|International Classification||C04B35/111, C04B35/101|
|Oct 31, 1989||AS||Assignment|
Owner name: NORTH AMERICAN REFRACTORIES COMPANY, OHIO
Free format text: ASSIGNMENT OF ASSIGNORS INTEREST.;ASSIGNOR:VEZZA, THOMAS F.;REEL/FRAME:005170/0465
Effective date: 19891027
|Jan 23, 1996||FPAY||Fee payment|
Year of fee payment: 4
|Mar 6, 1996||AS||Assignment|
Owner name: COMERICA BANK, MICHIGAN

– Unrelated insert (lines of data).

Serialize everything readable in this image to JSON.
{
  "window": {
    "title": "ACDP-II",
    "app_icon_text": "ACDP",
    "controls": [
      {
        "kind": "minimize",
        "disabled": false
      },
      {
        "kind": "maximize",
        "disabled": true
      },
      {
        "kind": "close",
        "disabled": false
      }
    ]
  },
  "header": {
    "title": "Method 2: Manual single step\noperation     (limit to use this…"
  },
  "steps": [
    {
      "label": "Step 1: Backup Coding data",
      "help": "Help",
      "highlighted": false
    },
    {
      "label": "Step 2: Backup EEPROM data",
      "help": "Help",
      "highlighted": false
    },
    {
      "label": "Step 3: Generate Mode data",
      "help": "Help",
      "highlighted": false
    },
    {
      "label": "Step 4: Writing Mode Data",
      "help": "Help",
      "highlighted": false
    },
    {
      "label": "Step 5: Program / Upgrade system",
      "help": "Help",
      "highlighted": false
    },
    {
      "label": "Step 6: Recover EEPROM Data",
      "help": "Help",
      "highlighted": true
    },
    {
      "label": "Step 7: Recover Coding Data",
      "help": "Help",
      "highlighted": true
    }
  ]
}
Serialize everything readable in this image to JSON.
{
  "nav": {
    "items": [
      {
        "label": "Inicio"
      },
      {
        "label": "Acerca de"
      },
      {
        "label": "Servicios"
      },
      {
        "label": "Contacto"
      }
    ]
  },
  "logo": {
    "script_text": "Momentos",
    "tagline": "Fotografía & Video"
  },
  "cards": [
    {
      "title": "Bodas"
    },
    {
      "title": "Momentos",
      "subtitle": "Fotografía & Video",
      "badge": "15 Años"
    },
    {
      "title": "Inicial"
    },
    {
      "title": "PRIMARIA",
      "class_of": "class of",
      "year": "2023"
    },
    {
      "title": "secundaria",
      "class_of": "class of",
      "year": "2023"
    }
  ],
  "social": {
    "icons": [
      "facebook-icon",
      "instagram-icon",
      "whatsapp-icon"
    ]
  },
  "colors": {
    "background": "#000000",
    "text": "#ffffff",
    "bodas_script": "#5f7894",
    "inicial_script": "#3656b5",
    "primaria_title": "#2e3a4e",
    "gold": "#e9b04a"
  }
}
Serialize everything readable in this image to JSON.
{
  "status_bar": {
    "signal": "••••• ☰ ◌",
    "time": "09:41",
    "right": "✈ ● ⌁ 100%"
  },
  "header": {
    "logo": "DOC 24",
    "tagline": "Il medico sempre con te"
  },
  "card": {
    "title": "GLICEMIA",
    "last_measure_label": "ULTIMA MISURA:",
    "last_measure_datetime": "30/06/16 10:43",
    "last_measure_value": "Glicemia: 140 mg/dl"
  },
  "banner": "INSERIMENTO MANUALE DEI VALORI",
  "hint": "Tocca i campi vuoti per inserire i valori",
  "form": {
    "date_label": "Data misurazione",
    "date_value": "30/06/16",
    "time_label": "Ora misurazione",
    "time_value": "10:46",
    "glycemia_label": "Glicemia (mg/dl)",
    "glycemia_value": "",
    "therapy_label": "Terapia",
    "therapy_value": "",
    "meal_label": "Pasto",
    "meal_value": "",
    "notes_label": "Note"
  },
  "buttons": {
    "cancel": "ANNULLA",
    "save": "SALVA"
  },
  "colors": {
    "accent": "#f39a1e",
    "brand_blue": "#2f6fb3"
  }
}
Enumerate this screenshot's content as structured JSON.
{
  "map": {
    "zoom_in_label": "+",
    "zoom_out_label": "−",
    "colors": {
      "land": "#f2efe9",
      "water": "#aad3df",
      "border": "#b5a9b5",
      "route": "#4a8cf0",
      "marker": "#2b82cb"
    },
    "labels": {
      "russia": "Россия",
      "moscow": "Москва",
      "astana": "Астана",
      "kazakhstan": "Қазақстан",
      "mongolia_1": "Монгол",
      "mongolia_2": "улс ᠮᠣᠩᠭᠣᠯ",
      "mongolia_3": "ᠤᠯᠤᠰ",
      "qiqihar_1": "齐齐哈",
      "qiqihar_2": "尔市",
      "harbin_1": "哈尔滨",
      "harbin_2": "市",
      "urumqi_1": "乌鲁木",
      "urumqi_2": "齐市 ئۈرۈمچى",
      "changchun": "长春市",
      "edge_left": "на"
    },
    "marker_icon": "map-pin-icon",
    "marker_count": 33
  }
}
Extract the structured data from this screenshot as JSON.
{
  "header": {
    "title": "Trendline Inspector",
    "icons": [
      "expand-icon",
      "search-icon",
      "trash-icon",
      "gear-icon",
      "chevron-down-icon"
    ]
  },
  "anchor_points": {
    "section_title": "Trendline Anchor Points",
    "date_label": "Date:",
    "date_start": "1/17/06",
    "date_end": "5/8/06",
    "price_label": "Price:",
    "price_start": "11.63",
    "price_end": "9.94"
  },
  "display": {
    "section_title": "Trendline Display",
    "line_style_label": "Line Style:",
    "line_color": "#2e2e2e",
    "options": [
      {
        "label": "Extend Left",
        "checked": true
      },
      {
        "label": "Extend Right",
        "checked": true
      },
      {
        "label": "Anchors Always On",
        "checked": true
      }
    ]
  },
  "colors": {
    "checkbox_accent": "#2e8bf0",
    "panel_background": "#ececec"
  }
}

Free format text: SECURITY AGREEMENT;ASSIGNOR:NORTH AMERICAN REFRACTORIES COMAPNY;REEL/FRAME:008126/0633
Effective date: 19951204
|Jan 28, 2000||FPAY||Fee payment|
Year of fee payment: 8
|Feb 4, 2004||FPAY||Fee payment|
Year of fee payment: 12
|Feb 18, 2004||REMI||Maintenance fee reminder mailed|